Winding up is a drastic remedy in that it puts into operation a process which would lead to the end of the company. Except for a short period after a winding up order is made, the company would no longer be able to do business and steps would be taken to wind down the company. Investigations into the affairs of the companies including the acts of directors and officers of the company may be undertaken in the process of winding up.
Thus, in appropriate cases, the remedy of winding up is a powerful remedy, although often of last report, available to shareholders.
F. The Right To Sue On Behalf Of A Company
There may be occasions where a wrong is done to a company, but the majority or those in control of the company decide to take no action in respect of the wrongdoing. Since the wrong is to the company, the claim has to be brought by the company and a minority shareholder will ordinarily have to abide by the decision of the majority or those in control. This is a usual aspect of majority rule.
However, where the act complained of is beyond the objects of the company as set out in the memorandum of the company, any shareholder may sue to have the transaction restrained. This is because the majority has no right to require the company to do something beyond its objects.
Further, exceptionally the courts in the interests of justice would, applying general law, allow such a claim to be brought by the minority, especially where there has been an abuse of power. A common instance where the minority has been allowed to bring or maintain the action is where the majority of those in control have stifled legitimate claims being brought against themselves.

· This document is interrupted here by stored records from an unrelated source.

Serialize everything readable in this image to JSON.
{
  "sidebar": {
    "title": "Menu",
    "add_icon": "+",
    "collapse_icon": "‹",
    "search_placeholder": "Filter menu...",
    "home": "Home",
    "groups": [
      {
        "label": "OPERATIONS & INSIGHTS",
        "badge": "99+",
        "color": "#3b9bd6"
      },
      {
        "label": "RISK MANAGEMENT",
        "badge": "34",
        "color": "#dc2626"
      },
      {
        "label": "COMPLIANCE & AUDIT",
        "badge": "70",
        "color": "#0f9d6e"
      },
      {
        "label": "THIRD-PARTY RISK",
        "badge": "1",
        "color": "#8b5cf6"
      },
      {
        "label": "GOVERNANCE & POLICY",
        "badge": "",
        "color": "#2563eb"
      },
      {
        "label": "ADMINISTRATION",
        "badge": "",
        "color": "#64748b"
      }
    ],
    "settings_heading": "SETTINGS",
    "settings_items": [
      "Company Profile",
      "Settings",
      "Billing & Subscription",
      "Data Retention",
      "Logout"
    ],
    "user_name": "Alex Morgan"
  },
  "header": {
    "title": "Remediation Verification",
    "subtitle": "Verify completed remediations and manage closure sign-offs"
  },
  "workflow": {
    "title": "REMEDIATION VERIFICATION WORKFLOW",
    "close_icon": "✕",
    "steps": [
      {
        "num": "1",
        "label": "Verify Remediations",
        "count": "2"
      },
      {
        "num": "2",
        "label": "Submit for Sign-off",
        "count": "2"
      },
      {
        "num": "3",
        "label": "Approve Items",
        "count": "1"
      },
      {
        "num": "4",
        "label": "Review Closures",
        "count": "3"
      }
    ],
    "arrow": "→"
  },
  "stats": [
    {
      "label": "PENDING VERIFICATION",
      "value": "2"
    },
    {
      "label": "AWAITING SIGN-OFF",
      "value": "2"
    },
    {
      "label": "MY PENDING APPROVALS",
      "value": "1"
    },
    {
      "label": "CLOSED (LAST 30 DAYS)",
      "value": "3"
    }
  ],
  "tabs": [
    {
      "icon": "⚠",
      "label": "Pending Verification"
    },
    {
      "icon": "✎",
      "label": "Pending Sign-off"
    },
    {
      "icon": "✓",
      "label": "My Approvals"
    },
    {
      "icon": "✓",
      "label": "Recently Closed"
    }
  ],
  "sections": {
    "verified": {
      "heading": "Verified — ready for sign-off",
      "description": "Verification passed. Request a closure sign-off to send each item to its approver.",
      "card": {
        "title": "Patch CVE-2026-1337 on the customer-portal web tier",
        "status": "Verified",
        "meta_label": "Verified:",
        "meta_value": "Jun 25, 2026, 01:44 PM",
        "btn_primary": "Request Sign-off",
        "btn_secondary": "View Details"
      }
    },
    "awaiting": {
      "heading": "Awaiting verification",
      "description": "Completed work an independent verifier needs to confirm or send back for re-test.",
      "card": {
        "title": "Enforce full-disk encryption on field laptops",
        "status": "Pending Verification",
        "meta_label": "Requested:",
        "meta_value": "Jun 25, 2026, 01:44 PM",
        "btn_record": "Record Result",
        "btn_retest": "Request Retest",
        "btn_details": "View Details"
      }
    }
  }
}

This right at general law is supplemented by section 216A of the Companies Act which sets out a procedure to allow a shareholder to apply to court in appropriate cases to allow an action by the company to proceed. The procedure under section 216A is, however, not available in respect of companies listed on the Singapore Exchange. However, there is nothing to preclude a claim being brought under general law in the case of listed companies.